Zahra Soltani, Mohammad Khaksari, Sedigheh Amiresmaili, Vida Naderi, Elham Jafari and Nader Shahrokhi
Our previous studies have demonstrated that estrogen is protective in traumatic brain injury (TBI). However,
concerns about negative consequences of estrogen therapy have led to find other strategies to obtain estrogen’s
benefits in the brain, including the use of a soy diet. This study was designed to determine whether a soy diet is
protective in TBI. The male Albino N-Mary rats received either a soy- free diet (SFD) or soy diet (SD) from weaning
to adulthood. The SFD and SD rats were separately divided to two groups of sham and TBI (n= 18 in each group).

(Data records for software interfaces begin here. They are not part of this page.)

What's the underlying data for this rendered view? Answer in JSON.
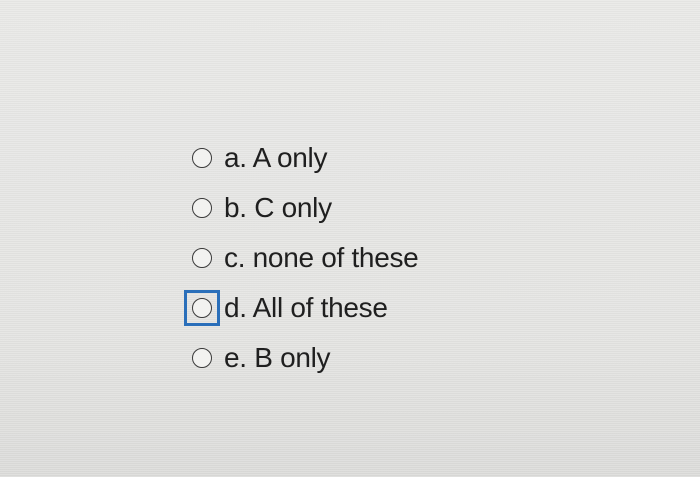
{
  "question": {
    "options": [
      {
        "label": "a. A only",
        "focused": false
      },
      {
        "label": "b. C only",
        "focused": false
      },
      {
        "label": "c. none of these",
        "focused": false
      },
      {
        "label": "d. All of these",
        "focused": true
      },
      {
        "label": "e. B only",
        "focused": false
      }
    ],
    "focus_color": "#2a6fba"
  }
}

The diffuse and severe brain injury was induced by Marmarou method. The disruption of Blood brain- barrier (BBB)
was evaluated 48 h post- TBI. The intracranial pressure (ICP), the neurologic outcome, and the beam-walk task

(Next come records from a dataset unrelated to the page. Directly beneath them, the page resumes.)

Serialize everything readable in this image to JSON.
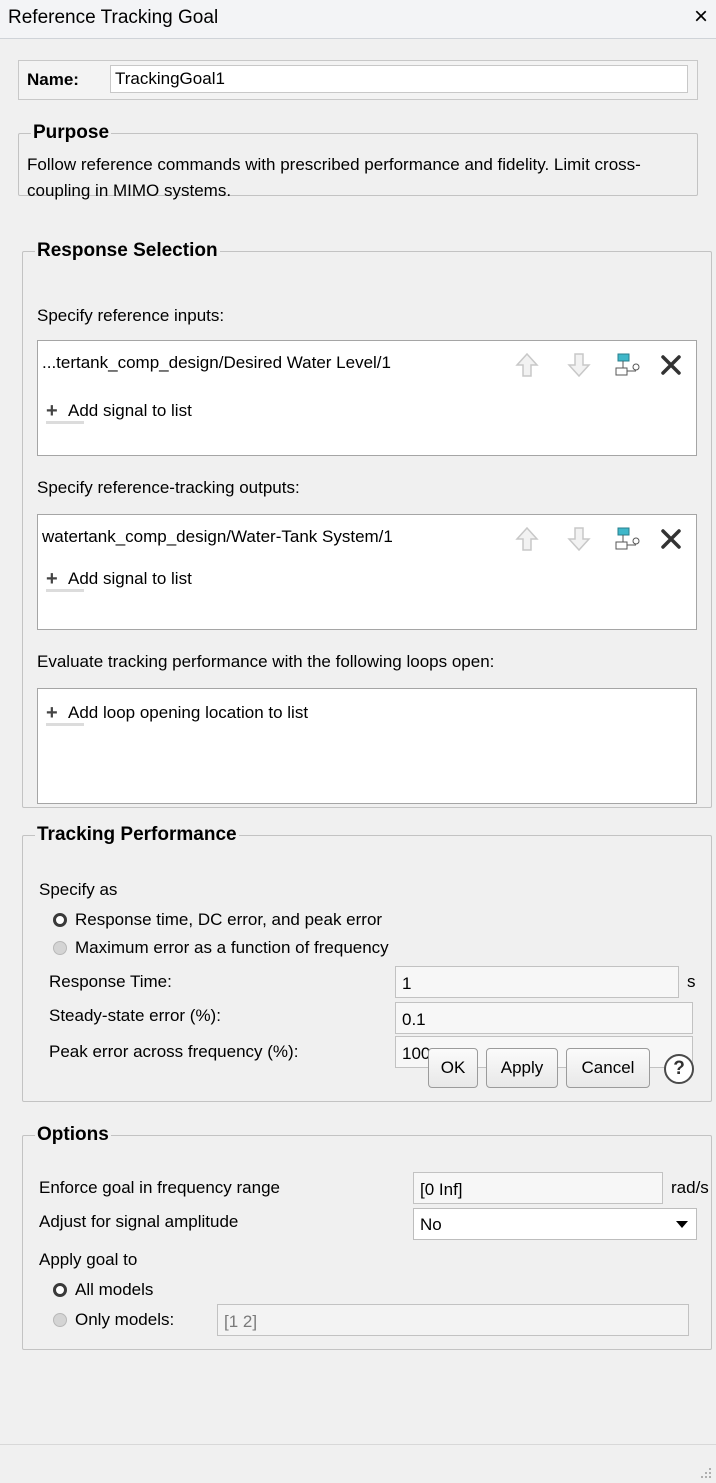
{
  "window": {
    "title": "Reference Tracking Goal",
    "close_glyph": "×"
  },
  "name": {
    "label": "Name:",
    "value": "TrackingGoal1"
  },
  "purpose": {
    "legend": "Purpose",
    "text": "Follow reference commands with prescribed performance and fidelity. Limit cross-coupling in MIMO systems."
  },
  "response_selection": {
    "legend": "Response Selection",
    "inputs_label": "Specify reference inputs:",
    "inputs_signal": "...tertank_comp_design/Desired  Water Level/1",
    "outputs_label": "Specify reference-tracking outputs:",
    "outputs_signal": "watertank_comp_design/Water-Tank System/1",
    "add_signal_label": "Add signal to list",
    "loops_label": "Evaluate tracking performance with the following loops open:",
    "add_loop_label": "Add loop opening location to list",
    "plus_glyph": "+"
  },
  "tracking_performance": {
    "legend": "Tracking Performance",
    "specify_as": "Specify as",
    "option1": "Response time, DC error, and peak error",
    "option2": "Maximum error as a function of frequency",
    "selected": "option1",
    "response_time_label": "Response Time:",
    "response_time_value": "1",
    "response_time_unit": "s",
    "steady_state_label": "Steady-state error (%):",
    "steady_state_value": "0.1",
    "peak_error_label": "Peak error across frequency (%):",
    "peak_error_value": "100"
  },
  "options": {
    "legend": "Options",
    "freq_range_label": "Enforce goal in frequency range",
    "freq_range_value": "[0 Inf]",
    "freq_range_unit": "rad/s",
    "amplitude_label": "Adjust for signal amplitude",
    "amplitude_value": "No",
    "apply_goal_label": "Apply goal to",
    "all_models": "All models",
    "only_models": "Only models:",
    "only_models_value": "[1 2]",
    "selected": "all_models"
  },
  "buttons": {
    "ok": "OK",
    "apply": "Apply",
    "cancel": "Cancel",
    "help_glyph": "?"
  },
  "icons": [
    "move-up-icon",
    "move-down-icon",
    "select-signal-icon",
    "delete-icon",
    "plus-icon",
    "help-icon",
    "close-icon",
    "resize-grip-icon"
  ]
}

(WB) were determined before trauma, on trauma day (D0), and first (D1) and second (D2) days post- TBI. Evans
blue dye was significantly high in the SFD + TBI group vs. other groups. The ICP was significantly high in the SFD +
TBI group in all times evaluated, and in the SD + TBI group on D1 and D2, however lower than that in the former
group. The neurologic outcome score was significantly low in the SFD + TBI group vs. the sham groups in all times.
Also the traversal time in WB task was significantly high in the SFD + TBI group not the SD + TBI group, vs. the
sham groups in all times, however significant difference of distance traveled was shown only on trauma day. The
results of this study demonstrate that soy diet can prevent the disruption of BBB, and attenuate the elevation of ICP,
and the disturbance of vestibulomotor and neurologic performance in TBI.